Released late in 2018, Fallible Justice by Laura Laakso has already picked up a lot of positive reviews. Which is no surprise, as it’s a novel that any fan of urban fantasy would enjoy and recommend.
Being a science fiction blog, we rarely talk about fantasy novels on Stranger Views, but we’re happy to make an exception for Fallible Justice. It’s Laakso’s debut novel and it suggests she has a bright future.
Fallible Justice Summary
A paranormal crime drama set in Old London, where the magical rub shoulders with normal humanity. Private investigator Yannia Wilde is tasked to clear a man of murder. The problem being he has been declared guilty by a Herald of Justice, an infallible being.
Yannia is one of the ‘Wilde folk’ who has left her rural community to live in London. She is aided by Karrion, a bird shaman who acts as her apprentice.
As they work together on their impossible task, they guide the reader through a world of Fey, Mages and Shamans.
Fallible Justice Review
Fallible Justice is a unique novel, and one that announces its author as a rare talent. Below are some the aspects of the work that make the novel such an enjoyable and compelling read.
Clever world building
When introducing a fantasy world, it’s easy for the author to fall into the trap of giving too much exposition. Instead, Laakso subtly introduces the different rules, customs and characters of Old London without overloading the reader with bare description.
Each new aspect of the world is only released as it pertains to the story or to the character. While sometimes the characters are a little more full in their descriptions of what is going on than is natural, for the most part Laakso keeps a tight rein on the exposition. And the novel is all the better for it.
The reader never feels lost in this world, but it still retains its mystery.
Laaskso’s unusual writing style
‘I am running through the wilderness and the wilderness runs through me.’
The above is a good example of Laakso’s writing style. It’s direct, yet somehow magical. The author mixes short staccato sentences with occasional more florid touches., Presenting an Old London that feels as real as the actual city yet, at the same time, completely magical.
A tired and raw Yannia
Yannia is not a hard-bitten noir detective like Harry Dresden or Raymond Chandler.
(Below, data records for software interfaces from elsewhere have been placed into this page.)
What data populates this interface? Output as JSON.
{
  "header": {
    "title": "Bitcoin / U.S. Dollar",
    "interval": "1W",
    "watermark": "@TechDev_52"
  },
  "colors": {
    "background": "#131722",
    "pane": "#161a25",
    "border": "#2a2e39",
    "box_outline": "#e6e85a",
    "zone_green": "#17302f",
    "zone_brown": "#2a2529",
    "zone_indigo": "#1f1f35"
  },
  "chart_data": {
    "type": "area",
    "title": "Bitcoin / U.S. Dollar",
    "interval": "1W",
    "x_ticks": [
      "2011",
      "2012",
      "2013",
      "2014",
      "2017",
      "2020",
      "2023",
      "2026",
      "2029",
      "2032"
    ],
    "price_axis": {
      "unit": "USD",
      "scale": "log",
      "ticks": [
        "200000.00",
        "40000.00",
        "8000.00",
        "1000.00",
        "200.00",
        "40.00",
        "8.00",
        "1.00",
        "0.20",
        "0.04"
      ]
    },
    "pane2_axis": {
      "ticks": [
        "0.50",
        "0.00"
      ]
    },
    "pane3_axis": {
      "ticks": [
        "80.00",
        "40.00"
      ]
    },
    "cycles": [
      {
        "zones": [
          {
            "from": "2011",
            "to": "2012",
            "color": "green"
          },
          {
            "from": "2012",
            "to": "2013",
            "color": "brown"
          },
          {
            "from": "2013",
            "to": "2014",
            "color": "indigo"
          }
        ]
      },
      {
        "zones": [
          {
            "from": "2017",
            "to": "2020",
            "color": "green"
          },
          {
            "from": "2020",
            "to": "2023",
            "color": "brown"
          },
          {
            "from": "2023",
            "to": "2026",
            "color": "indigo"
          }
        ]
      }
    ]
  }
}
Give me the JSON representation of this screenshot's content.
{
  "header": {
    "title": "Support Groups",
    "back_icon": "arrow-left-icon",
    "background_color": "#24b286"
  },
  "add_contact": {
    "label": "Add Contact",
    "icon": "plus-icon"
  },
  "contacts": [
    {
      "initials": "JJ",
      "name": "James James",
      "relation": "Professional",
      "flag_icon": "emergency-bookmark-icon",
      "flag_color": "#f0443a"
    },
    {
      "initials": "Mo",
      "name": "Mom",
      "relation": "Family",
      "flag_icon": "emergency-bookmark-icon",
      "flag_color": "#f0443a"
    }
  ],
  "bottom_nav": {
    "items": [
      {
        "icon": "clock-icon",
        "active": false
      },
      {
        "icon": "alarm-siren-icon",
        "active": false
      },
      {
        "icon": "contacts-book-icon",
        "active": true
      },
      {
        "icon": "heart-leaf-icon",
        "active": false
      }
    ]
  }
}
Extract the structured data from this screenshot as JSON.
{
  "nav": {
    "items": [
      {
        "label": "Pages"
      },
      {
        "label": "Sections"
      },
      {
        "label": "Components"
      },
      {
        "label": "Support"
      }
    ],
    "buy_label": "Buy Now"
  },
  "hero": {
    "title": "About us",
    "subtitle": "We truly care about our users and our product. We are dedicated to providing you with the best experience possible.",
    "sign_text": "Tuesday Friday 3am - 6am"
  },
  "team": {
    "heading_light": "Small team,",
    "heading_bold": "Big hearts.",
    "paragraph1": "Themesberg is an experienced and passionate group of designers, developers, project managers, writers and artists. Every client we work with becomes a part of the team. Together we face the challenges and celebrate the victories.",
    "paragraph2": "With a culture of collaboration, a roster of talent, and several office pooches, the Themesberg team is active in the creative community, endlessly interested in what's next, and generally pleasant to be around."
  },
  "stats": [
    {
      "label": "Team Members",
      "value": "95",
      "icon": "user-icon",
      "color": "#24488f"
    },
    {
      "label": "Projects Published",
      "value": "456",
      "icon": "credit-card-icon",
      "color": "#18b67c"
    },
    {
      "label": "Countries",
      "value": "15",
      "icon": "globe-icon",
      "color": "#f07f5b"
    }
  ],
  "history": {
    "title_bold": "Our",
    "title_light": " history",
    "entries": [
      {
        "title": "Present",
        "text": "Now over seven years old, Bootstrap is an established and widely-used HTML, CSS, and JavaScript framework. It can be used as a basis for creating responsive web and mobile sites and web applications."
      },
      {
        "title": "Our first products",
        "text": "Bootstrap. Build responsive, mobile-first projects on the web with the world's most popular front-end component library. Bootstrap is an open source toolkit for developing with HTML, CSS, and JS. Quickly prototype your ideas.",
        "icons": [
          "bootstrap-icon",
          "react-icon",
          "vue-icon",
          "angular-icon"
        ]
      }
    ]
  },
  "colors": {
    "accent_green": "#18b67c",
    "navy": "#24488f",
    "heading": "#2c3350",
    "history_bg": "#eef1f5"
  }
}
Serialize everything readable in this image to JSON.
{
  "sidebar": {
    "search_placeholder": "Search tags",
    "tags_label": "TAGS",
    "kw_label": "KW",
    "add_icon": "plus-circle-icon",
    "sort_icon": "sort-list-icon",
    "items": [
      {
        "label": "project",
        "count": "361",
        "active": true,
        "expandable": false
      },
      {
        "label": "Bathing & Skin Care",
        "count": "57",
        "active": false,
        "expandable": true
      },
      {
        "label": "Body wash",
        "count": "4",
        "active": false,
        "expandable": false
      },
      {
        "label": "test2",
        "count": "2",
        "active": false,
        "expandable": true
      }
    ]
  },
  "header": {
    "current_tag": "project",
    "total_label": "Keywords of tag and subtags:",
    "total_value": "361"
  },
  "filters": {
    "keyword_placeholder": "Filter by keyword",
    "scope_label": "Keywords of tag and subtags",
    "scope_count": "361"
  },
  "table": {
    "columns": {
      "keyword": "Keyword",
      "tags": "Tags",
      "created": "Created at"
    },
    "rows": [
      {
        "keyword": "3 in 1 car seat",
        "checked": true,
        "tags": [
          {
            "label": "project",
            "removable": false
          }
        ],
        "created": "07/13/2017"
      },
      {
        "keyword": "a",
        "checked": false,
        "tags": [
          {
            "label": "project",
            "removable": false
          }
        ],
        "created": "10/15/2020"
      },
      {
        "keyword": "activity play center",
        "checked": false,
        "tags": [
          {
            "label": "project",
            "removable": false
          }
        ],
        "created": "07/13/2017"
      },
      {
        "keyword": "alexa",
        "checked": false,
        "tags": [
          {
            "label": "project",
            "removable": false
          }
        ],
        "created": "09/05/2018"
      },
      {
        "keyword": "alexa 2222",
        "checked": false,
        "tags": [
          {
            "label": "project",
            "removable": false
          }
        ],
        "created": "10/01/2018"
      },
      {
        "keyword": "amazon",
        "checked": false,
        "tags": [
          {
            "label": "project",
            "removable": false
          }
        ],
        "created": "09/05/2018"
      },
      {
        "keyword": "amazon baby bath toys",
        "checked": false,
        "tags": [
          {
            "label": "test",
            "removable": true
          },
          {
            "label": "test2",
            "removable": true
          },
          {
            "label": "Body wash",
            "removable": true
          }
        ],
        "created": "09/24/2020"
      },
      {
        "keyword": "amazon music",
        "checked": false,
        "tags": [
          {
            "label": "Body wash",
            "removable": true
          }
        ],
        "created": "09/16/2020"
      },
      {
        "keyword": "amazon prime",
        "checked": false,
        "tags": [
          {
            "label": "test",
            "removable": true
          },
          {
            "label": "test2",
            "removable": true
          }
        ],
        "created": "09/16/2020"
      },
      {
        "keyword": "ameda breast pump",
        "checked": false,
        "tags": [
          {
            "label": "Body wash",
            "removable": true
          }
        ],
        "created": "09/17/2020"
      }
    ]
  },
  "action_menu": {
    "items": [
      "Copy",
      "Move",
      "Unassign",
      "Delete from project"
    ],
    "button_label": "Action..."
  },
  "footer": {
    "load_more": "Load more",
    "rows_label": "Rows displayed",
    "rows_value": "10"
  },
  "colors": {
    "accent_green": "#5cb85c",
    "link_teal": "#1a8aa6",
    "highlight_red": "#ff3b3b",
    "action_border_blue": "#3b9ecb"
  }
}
She has hints of a dark past, but that past has made her more delicate rather closed off.
Like many incomers to London, she feels cut off from her home despite her appreciation of the City. She is also dealing with a medical condition that causes her great pain.
Throughout the novel, we feel Yannia’s struggle through her tiredness and her pain. Living her life and doing her job despite all of the forces against her.
This, strangely enough, makes her a more human character than many typical private detectives in literature.
A fascinating depiction of magic
Writing about magic is tough to get right. Make it too unfathomable, and it becomes an annoying Dues E Machina, where the characters use it to get themselves out of any fix the writer needs them to get out off. Be too proscribed and it becomes boring, and the reader feels they are reading a fantasy novel and the author forgot to put the magic in.
Fallible Justice treads this fine line beautifully. The magic seems otherworldly and beyond our ken. Yet we get the impression there are rules and regulations about its use, both in the sense that magic has its limits and that the laws of the land regulate magic users.
A mystery that keeps you interested
Fallible Justice is a crime drama. So it’s important that the mystery keeps the reader engaged and keeps them thinking.
It’s a fair criticisim to say that the underlying mystery isn’t the most complex. Yet Laakso adds enough subterfuge and intrigue to keep the reader turning the pages throughout.
If you’re looking for more book recommendations, take a look at our best science fiction novels of all time list.
Fallible Justice by Laura Laakso
A fantastic debut novel from an author set to be a big name in urban fantasy. Fallible Justice could be the best paranormal crime novel you read this year.